SG will vote to approve the $112,820 budget at its meeting next week, with the money allocated to different initiatives such as the Improve UT Challenge, Orange Outreach, SURE Walk and SG executive board stipends.
SG financial director Ethan Jones said SG created the budget with the mentality that the University may send students home at any point because of the pandemic.
“The (budget) is ‘finalized,’ but we can always put more money toward it,” Jones, a public relations and business honors junior, said. “Are we going to get sent home tomorrow? We don’t know. We have to be mindful of how we can use our money diligently.”
Grant Marconi, chair of the SG Financial Affairs Committee, said a portion of the budget will continue to be used to distribute masks and hand sanitizer to students on campus.
“There has been a lot of funding for masks, Germ-X and some of the typical (personal protective equipment) that will help students (on campus) stay protected during these times,” finance junior Marconi said.
SG has received 18,000 masks from the University so far to distribute to students, Jones said. The masks have been contactlessly distributed on 24th and Nueces streets and at the Flawn Academic Center.
The SG Diversity and Inclusion Committee was granted $200 of a $1,700 request for a Diversity and Inclusion flag initiative, Marconi said.
The Diversity and Inclusion Committee planned to mount representative flags around campus, but the Financial Affairs Committee delayed the full financial request. The flag initiative is ongoing and pending action, Marconi said.
Marconi said throughout the semester, committees such as Diversity and Inclusion can pull from the Special Projects fund, a $10,000 sum set aside for up and coming initiatives.
The Financial Affairs Committee also denied a $2,725 request from the SG Longhorn Athletics Committee. The money requested was to be used for a spirit week, but the funds were denied because of the uncertainty of the event regarding COVID-19 safety practices, Marconi said.

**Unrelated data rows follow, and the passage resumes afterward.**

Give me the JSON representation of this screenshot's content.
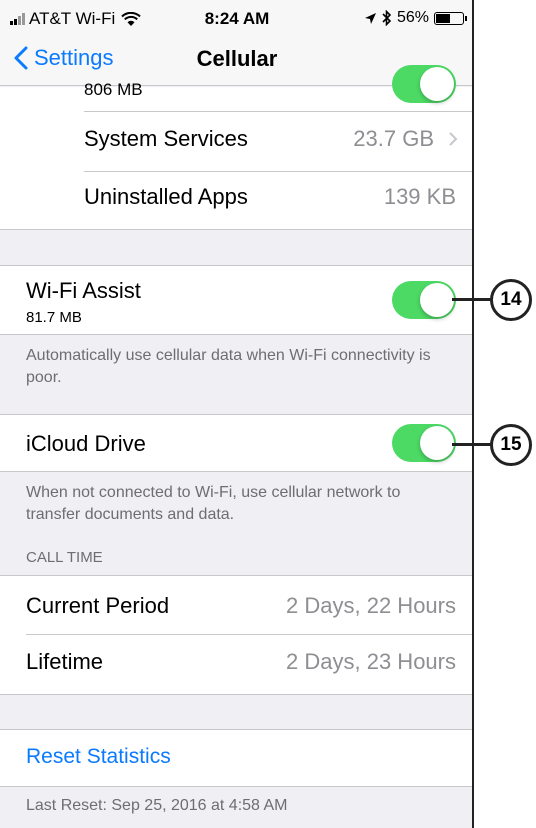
{
  "status_bar": {
    "carrier": "AT&T Wi-Fi",
    "time": "8:24 AM",
    "battery_percent": "56%",
    "battery_level": 0.56,
    "icons": [
      "signal-bars-icon",
      "wifi-icon",
      "location-arrow-icon",
      "bluetooth-icon",
      "battery-icon"
    ]
  },
  "nav": {
    "back_label": "Settings",
    "title": "Cellular"
  },
  "apps": [
    {
      "label": "",
      "value": "806 MB",
      "toggle": true
    },
    {
      "label": "System Services",
      "value": "23.7 GB"
    },
    {
      "label": "Uninstalled Apps",
      "value": "139 KB"
    }
  ],
  "wifi_assist": {
    "label": "Wi-Fi Assist",
    "usage": "81.7 MB",
    "enabled": true,
    "footer": "Automatically use cellular data when Wi-Fi connectivity is poor."
  },
  "icloud_drive": {
    "label": "iCloud Drive",
    "enabled": true,
    "footer": "When not connected to Wi-Fi, use cellular network to transfer documents and data."
  },
  "call_time": {
    "header": "CALL TIME",
    "rows": [
      {
        "label": "Current Period",
        "value": "2 Days, 22 Hours"
      },
      {
        "label": "Lifetime",
        "value": "2 Days, 23 Hours"
      }
    ]
  },
  "reset": {
    "label": "Reset Statistics",
    "last_reset": "Last Reset: Sep 25, 2016 at 4:58 AM"
  },
  "callouts": [
    "14",
    "15"
  ],
  "colors": {
    "accent": "#0a7aff",
    "toggle_on": "#4cd964",
    "background": "#efeff4"
  }
}
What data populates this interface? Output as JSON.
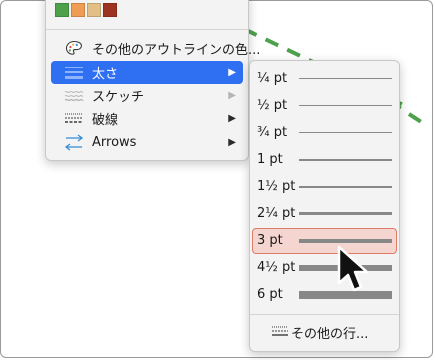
{
  "colors": {
    "accent": "#2f6ff2",
    "highlight_fill": "#f5d5cf",
    "highlight_border": "#e07b67",
    "dashed_line": "#4da14a",
    "swatches": [
      "#4da14a",
      "#ee9d52",
      "#e2bf86",
      "#9e3220"
    ]
  },
  "main_menu": {
    "items": [
      {
        "label": "その他のアウトラインの色...",
        "icon": "palette-icon",
        "has_submenu": false,
        "selected": false
      },
      {
        "label": "太さ",
        "icon": "line-weight-icon",
        "has_submenu": true,
        "selected": true
      },
      {
        "label": "スケッチ",
        "icon": "sketch-line-icon",
        "has_submenu": true,
        "selected": false,
        "arrow_dimmed": true
      },
      {
        "label": "破線",
        "icon": "dashed-line-icon",
        "has_submenu": true,
        "selected": false
      },
      {
        "label": "Arrows",
        "icon": "arrows-icon",
        "has_submenu": true,
        "selected": false
      }
    ]
  },
  "weight_submenu": {
    "items": [
      {
        "label": "¼ pt",
        "weight_pt": 0.25
      },
      {
        "label": "½ pt",
        "weight_pt": 0.5
      },
      {
        "label": "¾ pt",
        "weight_pt": 0.75
      },
      {
        "label": "1 pt",
        "weight_pt": 1
      },
      {
        "label": "1½ pt",
        "weight_pt": 1.5
      },
      {
        "label": "2¼ pt",
        "weight_pt": 2.25
      },
      {
        "label": "3 pt",
        "weight_pt": 3,
        "highlighted": true
      },
      {
        "label": "4½ pt",
        "weight_pt": 4.5
      },
      {
        "label": "6 pt",
        "weight_pt": 6
      }
    ],
    "more_label": "その他の行..."
  }
}
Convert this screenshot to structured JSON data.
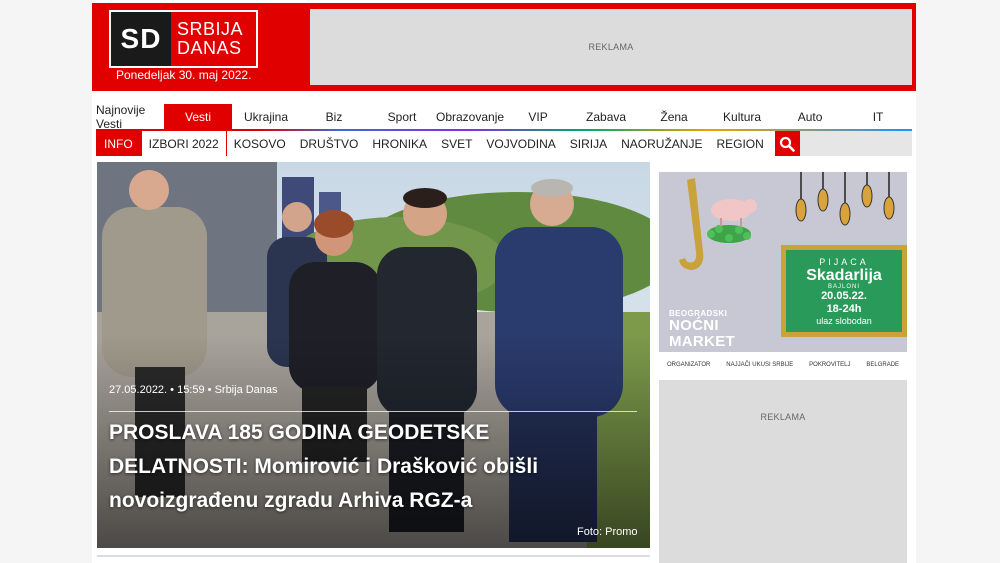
{
  "header": {
    "logo_short": "SD",
    "logo_line1": "SRBIJA",
    "logo_line2": "DANAS",
    "date": "Ponedeljak 30. maj 2022.",
    "ad_label": "REKLAMA"
  },
  "nav_primary": [
    {
      "label": "Najnovije Vesti"
    },
    {
      "label": "Vesti",
      "active": true
    },
    {
      "label": "Ukrajina"
    },
    {
      "label": "Biz"
    },
    {
      "label": "Sport"
    },
    {
      "label": "Obrazovanje"
    },
    {
      "label": "VIP"
    },
    {
      "label": "Zabava"
    },
    {
      "label": "Žena"
    },
    {
      "label": "Kultura"
    },
    {
      "label": "Auto"
    },
    {
      "label": "IT"
    }
  ],
  "nav_secondary": [
    {
      "label": "INFO"
    },
    {
      "label": "IZBORI 2022"
    },
    {
      "label": "KOSOVO"
    },
    {
      "label": "DRUŠTVO"
    },
    {
      "label": "HRONIKA"
    },
    {
      "label": "SVET"
    },
    {
      "label": "VOJVODINA"
    },
    {
      "label": "SIRIJA"
    },
    {
      "label": "NAORUŽANJE"
    },
    {
      "label": "REGION"
    }
  ],
  "search": {
    "icon": "search-icon"
  },
  "hero": {
    "meta": "27.05.2022. • 15:59 • Srbija Danas",
    "title": "PROSLAVA 185 GODINA GEODETSKE DELATNOSTI: Momirović i Drašković obišli novoizgrađenu zgradu Arhiva RGZ-a",
    "credit": "Foto: Promo"
  },
  "promo": {
    "left_small": "BEOGRADSKI",
    "left_big1": "NOĆNI",
    "left_big2": "MARKET",
    "frame_line1": "PIJACA",
    "frame_line2": "Skadarlija",
    "frame_line3": "BAJLONI",
    "frame_line4": "20.05.22.",
    "frame_line5": "18-24h",
    "frame_line6": "ulaz slobodan",
    "footer_1": "ORGANIZATOR",
    "footer_2": "NAJJAČI UKUSI SRBIJE",
    "footer_3": "POKROVITELJ",
    "footer_4": "BELGRADE"
  },
  "ad_right_label": "REKLAMA",
  "colors": {
    "brand_red": "#e10000",
    "logo_dark": "#1a1a1a",
    "ad_gray": "#dcdcdc",
    "promo_bg": "#c8c8d4",
    "frame_gold": "#c9a23c",
    "frame_green": "#2a9a5a"
  }
}
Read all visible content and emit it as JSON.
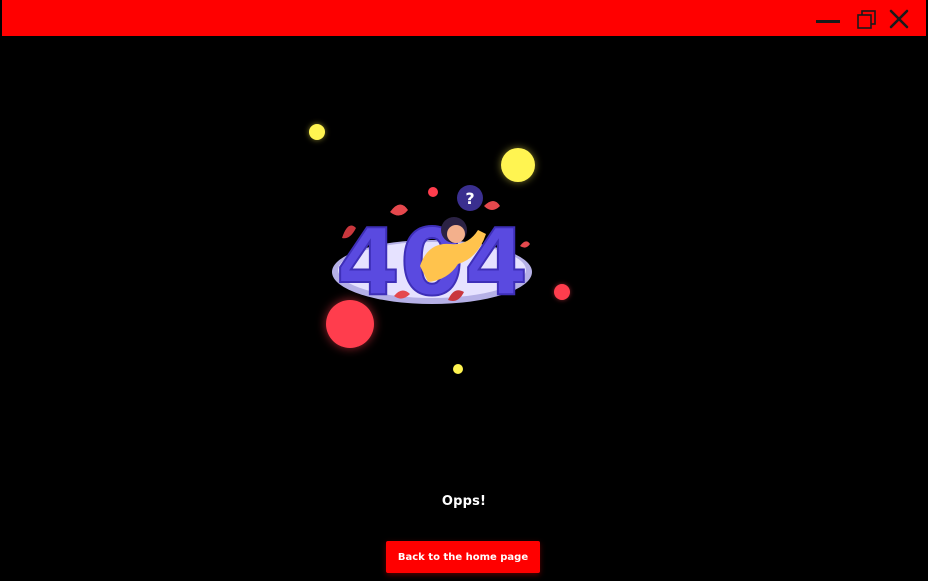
{
  "window": {
    "controls": [
      {
        "name": "minimize",
        "icon": "minimize-icon"
      },
      {
        "name": "restore",
        "icon": "restore-icon"
      },
      {
        "name": "close",
        "icon": "close-icon"
      }
    ]
  },
  "illustration": {
    "text": "404",
    "badge": "?"
  },
  "main": {
    "message": "Opps!",
    "home_button_label": "Back to the home page"
  },
  "colors": {
    "titlebar": "#ff0000",
    "background": "#000000",
    "accent_red": "#ff3d4d",
    "accent_yellow": "#fff451",
    "illustration_purple": "#6b5cf0"
  }
}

First-year SG representative candidates also addressed COVID-19 concerns and accommodations in their policy platforms during the meeting.
Ananya Choudhary, a first-year representative candidate, said she wants the University to provide increased online learning accommodations, including hotspots and closed captions on all recorded lectures.

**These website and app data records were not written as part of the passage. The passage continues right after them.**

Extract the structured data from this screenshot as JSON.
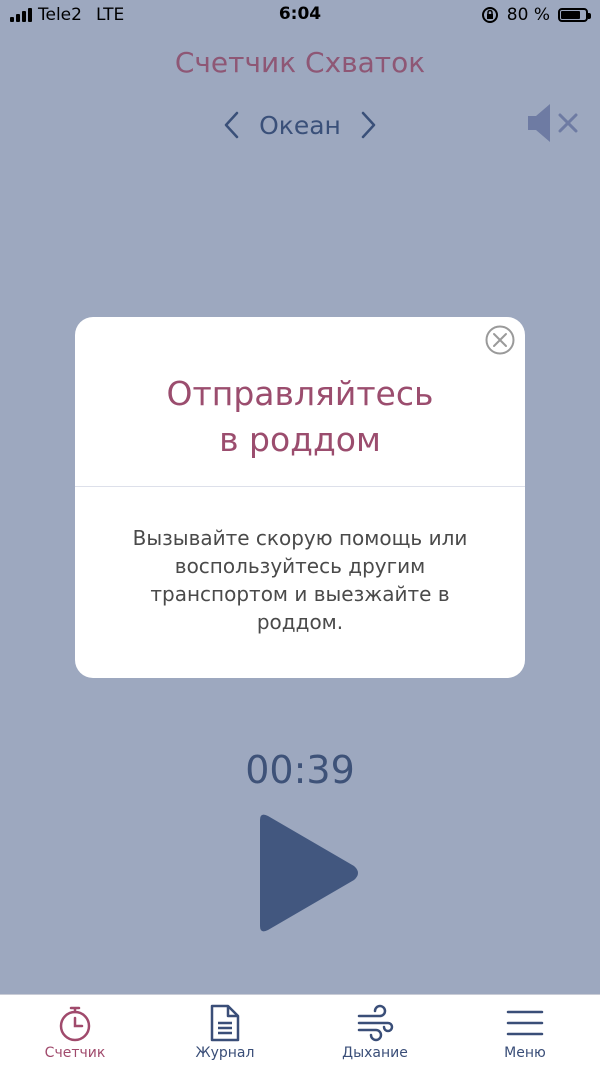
{
  "status_bar": {
    "carrier": "Tele2",
    "network": "LTE",
    "time": "6:04",
    "battery_text": "80 %",
    "battery_level": 0.8
  },
  "app": {
    "title": "Счетчик Схваток",
    "sound_name": "Океан",
    "timer": "00:39"
  },
  "modal": {
    "title_line1": "Отправляйтесь",
    "title_line2": "в роддом",
    "body": "Вызывайте скорую помощь или воспользуйтесь другим транспортом и выезжайте в роддом."
  },
  "tabs": [
    {
      "label": "Счетчик",
      "icon": "stopwatch-icon",
      "active": true
    },
    {
      "label": "Журнал",
      "icon": "document-icon",
      "active": false
    },
    {
      "label": "Дыхание",
      "icon": "wind-icon",
      "active": false
    },
    {
      "label": "Меню",
      "icon": "menu-icon",
      "active": false
    }
  ],
  "colors": {
    "background": "#9da8bf",
    "accent": "#9b4d6e",
    "primary": "#3a5079"
  }
}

“With so many students online, information is even harder to find,” Choudhary, an international relations and global studies freshman, said. “If I become a first-year representative, or whoever does, they need to serve as a liaison between students and administration, so students don't have to find out information on clubs and resources by themselves but rather can go to the first-year representative.”
Pranav Konduri, a first-year representative candidate, said he wants the University to instate weekly mandatory COVID-19 testing, so people can still “do college” without harming others.

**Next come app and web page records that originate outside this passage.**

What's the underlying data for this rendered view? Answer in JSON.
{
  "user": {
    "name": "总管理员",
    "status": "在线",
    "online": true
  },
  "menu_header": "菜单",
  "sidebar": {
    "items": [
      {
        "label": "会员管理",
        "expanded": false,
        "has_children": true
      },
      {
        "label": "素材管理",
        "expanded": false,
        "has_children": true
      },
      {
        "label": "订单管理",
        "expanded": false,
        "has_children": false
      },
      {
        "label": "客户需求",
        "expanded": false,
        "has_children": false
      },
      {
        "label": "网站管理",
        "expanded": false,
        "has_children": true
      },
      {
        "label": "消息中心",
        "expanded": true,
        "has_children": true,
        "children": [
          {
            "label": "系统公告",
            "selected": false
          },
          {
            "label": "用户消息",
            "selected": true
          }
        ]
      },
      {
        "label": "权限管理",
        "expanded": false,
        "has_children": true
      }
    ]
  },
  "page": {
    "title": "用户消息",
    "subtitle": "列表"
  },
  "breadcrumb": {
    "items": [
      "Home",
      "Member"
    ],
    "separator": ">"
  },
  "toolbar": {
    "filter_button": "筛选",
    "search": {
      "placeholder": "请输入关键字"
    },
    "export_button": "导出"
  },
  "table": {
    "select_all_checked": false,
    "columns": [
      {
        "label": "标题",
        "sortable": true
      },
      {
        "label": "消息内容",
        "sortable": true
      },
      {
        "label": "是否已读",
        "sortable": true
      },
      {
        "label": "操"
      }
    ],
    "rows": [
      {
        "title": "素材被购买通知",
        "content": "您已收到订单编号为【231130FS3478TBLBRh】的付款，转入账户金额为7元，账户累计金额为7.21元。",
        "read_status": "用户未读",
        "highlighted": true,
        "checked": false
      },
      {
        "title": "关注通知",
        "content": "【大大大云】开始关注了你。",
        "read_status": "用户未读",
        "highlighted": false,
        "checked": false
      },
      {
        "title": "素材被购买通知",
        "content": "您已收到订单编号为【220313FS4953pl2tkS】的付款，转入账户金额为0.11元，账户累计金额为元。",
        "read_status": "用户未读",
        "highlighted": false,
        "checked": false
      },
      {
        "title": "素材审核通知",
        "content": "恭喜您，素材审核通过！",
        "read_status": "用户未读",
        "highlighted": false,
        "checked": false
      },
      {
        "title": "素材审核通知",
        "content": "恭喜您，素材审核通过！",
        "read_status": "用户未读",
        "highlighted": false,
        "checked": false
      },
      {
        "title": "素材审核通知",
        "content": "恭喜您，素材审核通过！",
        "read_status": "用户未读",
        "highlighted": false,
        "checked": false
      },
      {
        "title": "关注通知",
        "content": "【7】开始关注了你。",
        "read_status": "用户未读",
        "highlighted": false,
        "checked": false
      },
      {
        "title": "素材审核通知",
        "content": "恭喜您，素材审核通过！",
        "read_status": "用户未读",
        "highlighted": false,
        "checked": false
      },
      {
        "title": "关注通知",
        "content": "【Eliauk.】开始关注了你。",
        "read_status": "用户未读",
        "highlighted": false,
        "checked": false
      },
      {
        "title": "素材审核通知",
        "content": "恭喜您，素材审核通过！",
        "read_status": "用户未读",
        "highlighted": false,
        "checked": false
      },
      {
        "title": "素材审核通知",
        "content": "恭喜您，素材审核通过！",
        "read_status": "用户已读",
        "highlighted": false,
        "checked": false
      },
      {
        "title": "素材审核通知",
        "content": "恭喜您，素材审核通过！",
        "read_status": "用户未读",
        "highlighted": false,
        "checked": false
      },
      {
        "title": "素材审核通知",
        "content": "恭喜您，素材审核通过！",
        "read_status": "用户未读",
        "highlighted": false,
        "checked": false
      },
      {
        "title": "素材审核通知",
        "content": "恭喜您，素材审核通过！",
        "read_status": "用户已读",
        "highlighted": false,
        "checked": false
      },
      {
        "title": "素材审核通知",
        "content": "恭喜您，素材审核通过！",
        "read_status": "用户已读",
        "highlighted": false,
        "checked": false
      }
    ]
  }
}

“As first years, with the pandemic going on, life is really unusual,” Konduri, a government and economics freshman, said. “A lot of our interests and the things that matter to us right now aren’t as predictable as other years. I want to do the best I can to relay the concerns of first years on campus."